Mary Callahan, THE PRESS DEMOCRAT
A coalition of fishery groups has formally notified PG&E that it plans to file suit under the Endangered Species Act, alleging the continued injury to once abundant federally protected salmon and steelhead trout as a result of operations at the utility’s aging Potter Valley powerhouse.
The legal maneuver is part of an effort to expedite removal of Scott and Cape Horn dams, which pose a threat to vulnerable fish species in the Eel River and block access to hundreds of miles of prime habitat upstream.
The plaintiffs contend that last Thursday’s expiration of PG&E’s license for the project means the utility is no longer protected from liability and must be found in violation of the Endangered Species Act — a point the utility disputes.

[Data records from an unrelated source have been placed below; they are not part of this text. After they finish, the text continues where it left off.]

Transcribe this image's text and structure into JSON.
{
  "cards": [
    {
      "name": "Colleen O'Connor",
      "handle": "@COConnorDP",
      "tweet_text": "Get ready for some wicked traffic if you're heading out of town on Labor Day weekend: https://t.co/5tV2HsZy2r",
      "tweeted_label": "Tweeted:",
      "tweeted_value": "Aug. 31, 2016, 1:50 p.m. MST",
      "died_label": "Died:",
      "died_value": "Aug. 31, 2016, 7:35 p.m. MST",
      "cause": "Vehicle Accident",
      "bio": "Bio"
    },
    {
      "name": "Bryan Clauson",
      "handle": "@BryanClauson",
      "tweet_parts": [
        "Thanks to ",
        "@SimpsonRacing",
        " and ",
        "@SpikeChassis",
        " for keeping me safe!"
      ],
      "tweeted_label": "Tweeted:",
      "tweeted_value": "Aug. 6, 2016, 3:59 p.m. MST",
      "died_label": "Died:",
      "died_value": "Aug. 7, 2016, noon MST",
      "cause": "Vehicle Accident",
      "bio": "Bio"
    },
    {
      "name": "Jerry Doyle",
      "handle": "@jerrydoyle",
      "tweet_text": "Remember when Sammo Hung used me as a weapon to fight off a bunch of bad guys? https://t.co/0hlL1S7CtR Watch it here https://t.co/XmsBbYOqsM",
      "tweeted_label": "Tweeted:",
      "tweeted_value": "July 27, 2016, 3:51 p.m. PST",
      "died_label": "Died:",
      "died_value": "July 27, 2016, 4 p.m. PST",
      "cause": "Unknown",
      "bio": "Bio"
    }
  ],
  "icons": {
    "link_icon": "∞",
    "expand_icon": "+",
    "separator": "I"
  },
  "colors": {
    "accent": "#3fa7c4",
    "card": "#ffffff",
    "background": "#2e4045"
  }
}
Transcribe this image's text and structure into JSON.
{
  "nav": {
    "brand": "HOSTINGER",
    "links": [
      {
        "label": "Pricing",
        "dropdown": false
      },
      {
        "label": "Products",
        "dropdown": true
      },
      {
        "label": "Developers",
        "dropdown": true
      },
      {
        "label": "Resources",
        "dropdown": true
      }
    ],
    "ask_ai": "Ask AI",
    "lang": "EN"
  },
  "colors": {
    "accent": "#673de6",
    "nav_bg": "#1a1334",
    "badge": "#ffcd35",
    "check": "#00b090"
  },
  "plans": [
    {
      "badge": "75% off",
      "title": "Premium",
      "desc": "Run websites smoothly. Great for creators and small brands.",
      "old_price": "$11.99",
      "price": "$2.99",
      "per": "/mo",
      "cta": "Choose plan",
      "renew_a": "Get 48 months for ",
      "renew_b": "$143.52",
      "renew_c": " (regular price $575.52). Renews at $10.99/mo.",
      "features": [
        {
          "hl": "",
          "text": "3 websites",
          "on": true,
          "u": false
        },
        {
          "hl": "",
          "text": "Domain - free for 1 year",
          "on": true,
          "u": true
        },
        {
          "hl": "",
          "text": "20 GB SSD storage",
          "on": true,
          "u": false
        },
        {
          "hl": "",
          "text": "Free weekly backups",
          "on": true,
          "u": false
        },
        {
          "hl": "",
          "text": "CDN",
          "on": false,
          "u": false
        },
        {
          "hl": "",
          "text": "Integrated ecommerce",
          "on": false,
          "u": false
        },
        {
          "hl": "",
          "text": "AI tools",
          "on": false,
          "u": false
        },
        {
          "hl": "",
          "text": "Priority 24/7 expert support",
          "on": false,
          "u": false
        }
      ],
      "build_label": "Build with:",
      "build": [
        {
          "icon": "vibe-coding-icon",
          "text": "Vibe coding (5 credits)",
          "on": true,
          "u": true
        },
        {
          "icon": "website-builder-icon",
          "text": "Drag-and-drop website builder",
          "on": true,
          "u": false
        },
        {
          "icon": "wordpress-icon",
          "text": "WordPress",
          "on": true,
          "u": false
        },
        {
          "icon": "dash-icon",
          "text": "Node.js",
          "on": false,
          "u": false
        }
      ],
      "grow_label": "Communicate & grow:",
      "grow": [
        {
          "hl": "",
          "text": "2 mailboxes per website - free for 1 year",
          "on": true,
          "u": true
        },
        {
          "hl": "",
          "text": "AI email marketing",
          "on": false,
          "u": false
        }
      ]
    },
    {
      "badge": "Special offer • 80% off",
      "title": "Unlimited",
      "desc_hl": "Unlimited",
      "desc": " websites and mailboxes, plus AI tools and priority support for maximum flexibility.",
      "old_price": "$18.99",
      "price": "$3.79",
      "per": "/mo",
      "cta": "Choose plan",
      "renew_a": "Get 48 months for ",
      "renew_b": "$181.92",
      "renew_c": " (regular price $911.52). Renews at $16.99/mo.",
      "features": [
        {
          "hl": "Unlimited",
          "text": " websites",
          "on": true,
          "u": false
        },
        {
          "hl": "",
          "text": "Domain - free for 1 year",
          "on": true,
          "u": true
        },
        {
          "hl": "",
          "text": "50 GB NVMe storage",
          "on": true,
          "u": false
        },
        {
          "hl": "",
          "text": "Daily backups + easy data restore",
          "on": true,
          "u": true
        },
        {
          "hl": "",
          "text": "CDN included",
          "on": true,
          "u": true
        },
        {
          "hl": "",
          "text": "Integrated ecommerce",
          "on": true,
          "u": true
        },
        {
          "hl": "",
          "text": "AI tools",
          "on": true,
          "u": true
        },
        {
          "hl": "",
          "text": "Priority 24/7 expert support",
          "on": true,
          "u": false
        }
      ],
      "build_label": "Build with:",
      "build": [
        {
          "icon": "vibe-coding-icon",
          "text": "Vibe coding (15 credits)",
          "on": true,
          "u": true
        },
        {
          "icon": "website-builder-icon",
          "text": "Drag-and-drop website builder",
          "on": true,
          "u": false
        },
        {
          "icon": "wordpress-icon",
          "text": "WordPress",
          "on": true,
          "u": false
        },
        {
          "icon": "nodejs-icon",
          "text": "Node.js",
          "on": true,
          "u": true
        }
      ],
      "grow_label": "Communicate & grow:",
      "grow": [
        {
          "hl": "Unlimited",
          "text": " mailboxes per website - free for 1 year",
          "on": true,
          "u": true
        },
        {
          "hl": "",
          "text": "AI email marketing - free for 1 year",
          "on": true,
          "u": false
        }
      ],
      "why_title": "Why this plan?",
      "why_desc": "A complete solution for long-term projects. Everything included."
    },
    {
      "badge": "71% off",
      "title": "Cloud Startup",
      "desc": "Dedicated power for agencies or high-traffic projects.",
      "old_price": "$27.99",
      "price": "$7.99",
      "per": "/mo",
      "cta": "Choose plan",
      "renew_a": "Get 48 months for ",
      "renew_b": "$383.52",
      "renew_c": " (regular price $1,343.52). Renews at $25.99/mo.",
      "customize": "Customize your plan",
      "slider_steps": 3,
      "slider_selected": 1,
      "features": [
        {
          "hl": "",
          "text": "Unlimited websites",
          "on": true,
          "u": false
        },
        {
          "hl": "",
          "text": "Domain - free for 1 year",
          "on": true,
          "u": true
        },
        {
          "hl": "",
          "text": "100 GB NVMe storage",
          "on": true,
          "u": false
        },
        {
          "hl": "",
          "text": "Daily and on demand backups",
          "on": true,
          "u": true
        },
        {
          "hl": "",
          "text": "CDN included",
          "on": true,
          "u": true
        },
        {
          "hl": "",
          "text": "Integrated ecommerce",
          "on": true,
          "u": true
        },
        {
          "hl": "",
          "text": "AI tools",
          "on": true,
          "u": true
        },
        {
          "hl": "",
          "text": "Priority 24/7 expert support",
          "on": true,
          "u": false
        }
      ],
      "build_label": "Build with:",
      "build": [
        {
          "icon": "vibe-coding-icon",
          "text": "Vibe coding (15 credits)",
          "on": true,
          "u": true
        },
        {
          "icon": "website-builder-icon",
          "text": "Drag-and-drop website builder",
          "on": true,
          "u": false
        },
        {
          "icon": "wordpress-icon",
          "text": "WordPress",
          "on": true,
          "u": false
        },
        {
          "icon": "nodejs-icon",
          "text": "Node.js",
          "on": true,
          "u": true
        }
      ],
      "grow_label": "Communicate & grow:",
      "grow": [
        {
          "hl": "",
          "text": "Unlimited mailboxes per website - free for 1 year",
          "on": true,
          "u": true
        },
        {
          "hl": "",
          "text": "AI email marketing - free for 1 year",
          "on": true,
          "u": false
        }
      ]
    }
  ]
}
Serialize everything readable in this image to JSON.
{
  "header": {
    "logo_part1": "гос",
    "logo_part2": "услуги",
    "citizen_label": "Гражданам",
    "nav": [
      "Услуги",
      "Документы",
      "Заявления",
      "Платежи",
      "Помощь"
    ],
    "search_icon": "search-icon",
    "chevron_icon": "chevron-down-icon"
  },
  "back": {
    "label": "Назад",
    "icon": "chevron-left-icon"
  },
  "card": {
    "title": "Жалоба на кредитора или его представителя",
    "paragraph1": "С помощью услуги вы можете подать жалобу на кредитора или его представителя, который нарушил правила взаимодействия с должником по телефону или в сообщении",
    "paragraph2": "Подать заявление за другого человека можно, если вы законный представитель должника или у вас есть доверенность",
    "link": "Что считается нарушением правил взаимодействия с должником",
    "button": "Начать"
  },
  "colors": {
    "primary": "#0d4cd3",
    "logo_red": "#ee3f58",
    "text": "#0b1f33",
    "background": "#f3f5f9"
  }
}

A formal notice filed Friday by the coalition gives PG&E 60 days to remedy the situation or face litigation. It also echoes comments about project inadequacies made in a March 16 letter from the National Marine Fisheries Service to the Federal Energy Regulatory Commission in advance of the expiration of the utility’s license.